A reminder today that big companies often have trouble mirroring the efforts of companies disrupting their spaces: Payment industry giant VeriFone is killing its Square competitor Sail, which just launched in May, thanks to costs that didn’t make the “razor-thin margins” it was seeing from its small merchant customers worthwhile. VeriFone announced the closure of its dongle-based mobile point-of-sale system during its Q4 earnings call yesterday.
Sail will continue to exist on life support, essentially. VeriFone will be offering third-party partner customer support, and will provide those third-parties with dongle hardware and payment gateway access, but will discontinue any efforts around acquiring customers for the service, risk management or customer billing in its U.S. business. The company will however look into offering a version for global markets that works with EMV (chip and pin) tech, VeriFone CEO Doug Bergeron said during the call.
Bergeron said that the only way companies will thrive in this space, so far as he can see, will be in providing other services on top of the basic payment processing that will raise margins and the average revenue brought in per merchant. The cost of acquiring customers, vs. what they actually pay out doesn’t work, he suggested, especially given that use of the services by the kinds of very small independent merchants the systems are designed for tend to be occasional, infrequent and hard to predict.
Square seems to be aware of this, too, and recently started expanding its options, with the introduction of Square Wallet and a partnership with Starbucks that allows its dongle to be used to accept payments at Starbucks locations across the U.S. Working with retailers to expand its POS presence appears to be a new element of Square’s strategy, and one it confirmed to me in August it will be pursuing aggressively.

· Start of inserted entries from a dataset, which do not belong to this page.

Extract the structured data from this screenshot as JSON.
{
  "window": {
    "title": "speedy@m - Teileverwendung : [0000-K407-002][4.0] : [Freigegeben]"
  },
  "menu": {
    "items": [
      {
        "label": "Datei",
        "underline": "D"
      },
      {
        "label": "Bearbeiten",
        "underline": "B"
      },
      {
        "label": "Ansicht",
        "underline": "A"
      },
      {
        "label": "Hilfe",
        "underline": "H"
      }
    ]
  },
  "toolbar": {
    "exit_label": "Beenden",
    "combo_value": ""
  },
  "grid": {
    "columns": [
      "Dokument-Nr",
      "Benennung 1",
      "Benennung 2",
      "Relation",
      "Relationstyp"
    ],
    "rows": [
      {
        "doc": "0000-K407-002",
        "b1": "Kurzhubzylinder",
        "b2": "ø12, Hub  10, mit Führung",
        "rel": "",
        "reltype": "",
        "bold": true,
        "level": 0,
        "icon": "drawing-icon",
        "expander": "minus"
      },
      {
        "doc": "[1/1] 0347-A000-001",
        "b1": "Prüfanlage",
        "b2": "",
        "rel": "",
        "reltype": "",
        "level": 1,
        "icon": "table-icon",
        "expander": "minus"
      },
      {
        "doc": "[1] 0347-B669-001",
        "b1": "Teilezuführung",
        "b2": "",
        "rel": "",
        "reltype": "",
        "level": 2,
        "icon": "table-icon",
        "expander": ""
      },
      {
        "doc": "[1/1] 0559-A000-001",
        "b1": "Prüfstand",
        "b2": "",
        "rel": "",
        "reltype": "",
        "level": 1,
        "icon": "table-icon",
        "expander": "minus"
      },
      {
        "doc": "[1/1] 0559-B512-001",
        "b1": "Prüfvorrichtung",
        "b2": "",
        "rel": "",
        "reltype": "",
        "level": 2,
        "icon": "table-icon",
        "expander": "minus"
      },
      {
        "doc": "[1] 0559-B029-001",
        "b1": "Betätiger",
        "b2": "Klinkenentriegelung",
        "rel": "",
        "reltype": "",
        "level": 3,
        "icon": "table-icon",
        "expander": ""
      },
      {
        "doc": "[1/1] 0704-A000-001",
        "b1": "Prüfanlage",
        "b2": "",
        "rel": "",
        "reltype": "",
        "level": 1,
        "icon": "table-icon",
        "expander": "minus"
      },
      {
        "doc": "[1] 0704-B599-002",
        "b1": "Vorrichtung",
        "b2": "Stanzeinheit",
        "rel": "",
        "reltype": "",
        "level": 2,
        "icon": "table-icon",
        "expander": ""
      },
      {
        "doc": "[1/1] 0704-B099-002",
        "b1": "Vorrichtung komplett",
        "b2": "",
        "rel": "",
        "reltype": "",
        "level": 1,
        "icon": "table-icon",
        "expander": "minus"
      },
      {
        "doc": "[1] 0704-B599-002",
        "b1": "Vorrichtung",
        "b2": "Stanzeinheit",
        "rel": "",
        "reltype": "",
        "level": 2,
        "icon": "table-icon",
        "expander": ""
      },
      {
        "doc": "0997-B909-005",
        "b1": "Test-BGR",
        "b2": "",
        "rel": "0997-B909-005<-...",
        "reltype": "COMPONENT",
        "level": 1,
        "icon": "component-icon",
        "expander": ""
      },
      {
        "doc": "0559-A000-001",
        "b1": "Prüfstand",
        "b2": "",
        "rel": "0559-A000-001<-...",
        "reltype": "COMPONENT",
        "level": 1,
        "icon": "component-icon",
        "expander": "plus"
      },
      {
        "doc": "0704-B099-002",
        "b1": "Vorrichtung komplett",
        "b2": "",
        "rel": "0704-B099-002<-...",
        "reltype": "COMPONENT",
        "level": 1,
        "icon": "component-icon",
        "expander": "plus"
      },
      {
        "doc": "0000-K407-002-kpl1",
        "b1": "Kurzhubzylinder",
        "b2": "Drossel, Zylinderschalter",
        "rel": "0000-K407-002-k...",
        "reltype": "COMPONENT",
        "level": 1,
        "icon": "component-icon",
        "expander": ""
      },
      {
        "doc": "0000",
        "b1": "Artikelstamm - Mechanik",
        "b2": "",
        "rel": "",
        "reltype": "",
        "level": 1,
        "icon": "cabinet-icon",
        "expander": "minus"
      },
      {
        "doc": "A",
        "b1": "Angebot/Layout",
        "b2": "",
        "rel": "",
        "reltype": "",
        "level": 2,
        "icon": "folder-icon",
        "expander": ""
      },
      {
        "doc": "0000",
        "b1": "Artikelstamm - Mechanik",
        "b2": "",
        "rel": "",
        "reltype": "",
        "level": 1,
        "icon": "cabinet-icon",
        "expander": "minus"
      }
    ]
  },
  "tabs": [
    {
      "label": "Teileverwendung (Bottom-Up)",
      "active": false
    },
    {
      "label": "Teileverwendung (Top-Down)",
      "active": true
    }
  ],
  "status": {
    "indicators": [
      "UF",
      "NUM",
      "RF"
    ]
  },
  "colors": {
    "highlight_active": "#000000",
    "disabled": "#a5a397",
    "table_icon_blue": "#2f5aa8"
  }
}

The demise of Sail is maybe an admission that big incumbents can’t match Square’s progress in the market it spearheaded with its own mobile payment dongle, but the more important fight in terms of long-term sustainability looks like it could still be fought among higher-tier businesses and retailers – and as our own Leena Rao pointed out in November, that’s where VeriFone is strong and looking to get stronger.